There is also general agreement on the need to trim down the number of ways regulators measure capital, which currently stands at more than 12. Many bankers believe this could be brought down to five or six without undermining the requirement for banks to be well capitalised.
“The ABA felt that simplification of the capital rules should be the priority,” said Abernathy. “But regulators saw stress testing as a bigger priority. We didn’t see living wills as being in play, but regulators did, which is fine.”
The rules requiring living wills for banks were unprecedented, so it was hardly surprising when they experienced significant teething problems. Constant changes to the details left banks struggling to keep up, and it was clear the regulation wasn’t working. The decision to make wills biennial does not roll back the original regulation, but should make it more effective.
Optimists say such reforms will ensure the best elements of the current regime will be kept, while pointless and growth-sapping elements are discarded.
Ireland said: “The rules that came out after the Great Depression included Glass-Steagall, and it took until 1999 to roll that back. And even then they didn’t get rid of all of it. We can’t be sure that it will take that long to reassess Dodd-Frank, but there is cause for hope that it will not.”
If authorities can strike the right balance, the result could be a system that is both safe and vibrant – and one that allows the economy to flourish.
“It is only recently that the return on equity has started to hit that 10% level that attracts new capital to banks,” said Abernathy.
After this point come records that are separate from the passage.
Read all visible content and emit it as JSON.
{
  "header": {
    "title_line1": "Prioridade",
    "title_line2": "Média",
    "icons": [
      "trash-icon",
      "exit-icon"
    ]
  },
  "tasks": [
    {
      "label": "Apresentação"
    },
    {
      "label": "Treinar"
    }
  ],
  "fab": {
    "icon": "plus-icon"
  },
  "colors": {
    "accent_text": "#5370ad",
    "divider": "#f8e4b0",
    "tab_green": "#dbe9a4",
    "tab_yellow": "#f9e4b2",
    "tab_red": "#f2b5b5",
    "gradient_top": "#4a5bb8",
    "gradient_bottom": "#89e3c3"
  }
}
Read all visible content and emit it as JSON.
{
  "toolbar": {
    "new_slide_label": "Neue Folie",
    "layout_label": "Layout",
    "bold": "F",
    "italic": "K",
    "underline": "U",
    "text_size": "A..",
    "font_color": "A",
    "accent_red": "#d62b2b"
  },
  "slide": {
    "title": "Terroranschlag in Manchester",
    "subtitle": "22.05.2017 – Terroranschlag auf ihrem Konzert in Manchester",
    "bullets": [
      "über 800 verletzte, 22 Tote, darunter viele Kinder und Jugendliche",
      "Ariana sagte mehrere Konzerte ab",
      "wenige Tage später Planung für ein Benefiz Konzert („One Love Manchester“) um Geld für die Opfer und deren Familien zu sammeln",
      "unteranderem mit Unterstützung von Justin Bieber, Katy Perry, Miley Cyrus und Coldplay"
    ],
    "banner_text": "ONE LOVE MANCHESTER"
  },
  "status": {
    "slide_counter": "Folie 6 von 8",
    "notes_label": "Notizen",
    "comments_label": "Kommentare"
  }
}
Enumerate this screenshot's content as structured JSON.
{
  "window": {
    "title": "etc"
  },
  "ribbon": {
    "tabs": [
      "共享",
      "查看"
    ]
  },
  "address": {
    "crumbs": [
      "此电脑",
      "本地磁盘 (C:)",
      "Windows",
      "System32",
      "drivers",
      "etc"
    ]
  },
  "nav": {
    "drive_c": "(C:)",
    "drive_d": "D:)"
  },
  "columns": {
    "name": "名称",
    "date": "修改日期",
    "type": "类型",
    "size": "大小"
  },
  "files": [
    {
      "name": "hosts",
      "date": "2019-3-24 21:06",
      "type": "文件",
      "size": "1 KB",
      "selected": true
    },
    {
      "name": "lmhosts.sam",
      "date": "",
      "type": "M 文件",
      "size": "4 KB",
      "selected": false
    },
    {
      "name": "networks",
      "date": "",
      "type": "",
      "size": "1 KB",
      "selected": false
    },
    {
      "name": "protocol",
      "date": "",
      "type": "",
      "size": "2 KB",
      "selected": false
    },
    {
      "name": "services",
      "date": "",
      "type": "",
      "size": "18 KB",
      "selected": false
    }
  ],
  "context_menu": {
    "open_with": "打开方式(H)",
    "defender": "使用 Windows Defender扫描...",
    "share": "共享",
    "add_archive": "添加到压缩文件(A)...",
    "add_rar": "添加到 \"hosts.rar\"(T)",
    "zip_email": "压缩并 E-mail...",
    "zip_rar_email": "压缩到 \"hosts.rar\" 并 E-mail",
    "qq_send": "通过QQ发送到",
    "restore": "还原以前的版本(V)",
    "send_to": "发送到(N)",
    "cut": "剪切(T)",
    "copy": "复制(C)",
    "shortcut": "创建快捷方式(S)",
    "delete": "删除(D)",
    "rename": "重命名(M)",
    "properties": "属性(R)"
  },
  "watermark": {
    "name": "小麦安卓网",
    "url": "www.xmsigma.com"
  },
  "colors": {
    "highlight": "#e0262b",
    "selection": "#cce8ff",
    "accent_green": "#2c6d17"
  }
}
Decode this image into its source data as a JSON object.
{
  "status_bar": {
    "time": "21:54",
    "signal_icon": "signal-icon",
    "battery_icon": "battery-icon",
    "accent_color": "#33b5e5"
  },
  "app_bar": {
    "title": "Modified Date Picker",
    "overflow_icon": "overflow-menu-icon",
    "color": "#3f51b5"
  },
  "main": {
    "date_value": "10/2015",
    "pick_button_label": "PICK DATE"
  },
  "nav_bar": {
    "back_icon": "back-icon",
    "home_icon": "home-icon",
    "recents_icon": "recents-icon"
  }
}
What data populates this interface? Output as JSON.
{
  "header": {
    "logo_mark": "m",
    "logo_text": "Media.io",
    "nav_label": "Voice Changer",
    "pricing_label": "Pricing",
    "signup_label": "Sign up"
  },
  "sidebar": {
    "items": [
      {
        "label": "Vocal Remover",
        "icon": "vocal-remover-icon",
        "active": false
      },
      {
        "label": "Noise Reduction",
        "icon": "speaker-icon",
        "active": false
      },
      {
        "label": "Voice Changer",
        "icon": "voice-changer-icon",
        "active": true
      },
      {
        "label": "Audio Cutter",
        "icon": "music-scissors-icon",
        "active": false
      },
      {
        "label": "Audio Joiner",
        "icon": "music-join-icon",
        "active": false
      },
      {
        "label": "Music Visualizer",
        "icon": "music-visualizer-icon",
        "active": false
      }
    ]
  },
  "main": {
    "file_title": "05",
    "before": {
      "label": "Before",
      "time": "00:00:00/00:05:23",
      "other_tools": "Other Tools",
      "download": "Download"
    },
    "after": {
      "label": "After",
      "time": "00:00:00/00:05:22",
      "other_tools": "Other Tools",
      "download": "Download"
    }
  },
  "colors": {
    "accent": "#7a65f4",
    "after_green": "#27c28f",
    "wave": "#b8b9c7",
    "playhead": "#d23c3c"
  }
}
“That is understandable. After the crisis the top priority was making the industry safe. It is only now that goal has been achieved that they could turn their attention to making it sound as well.”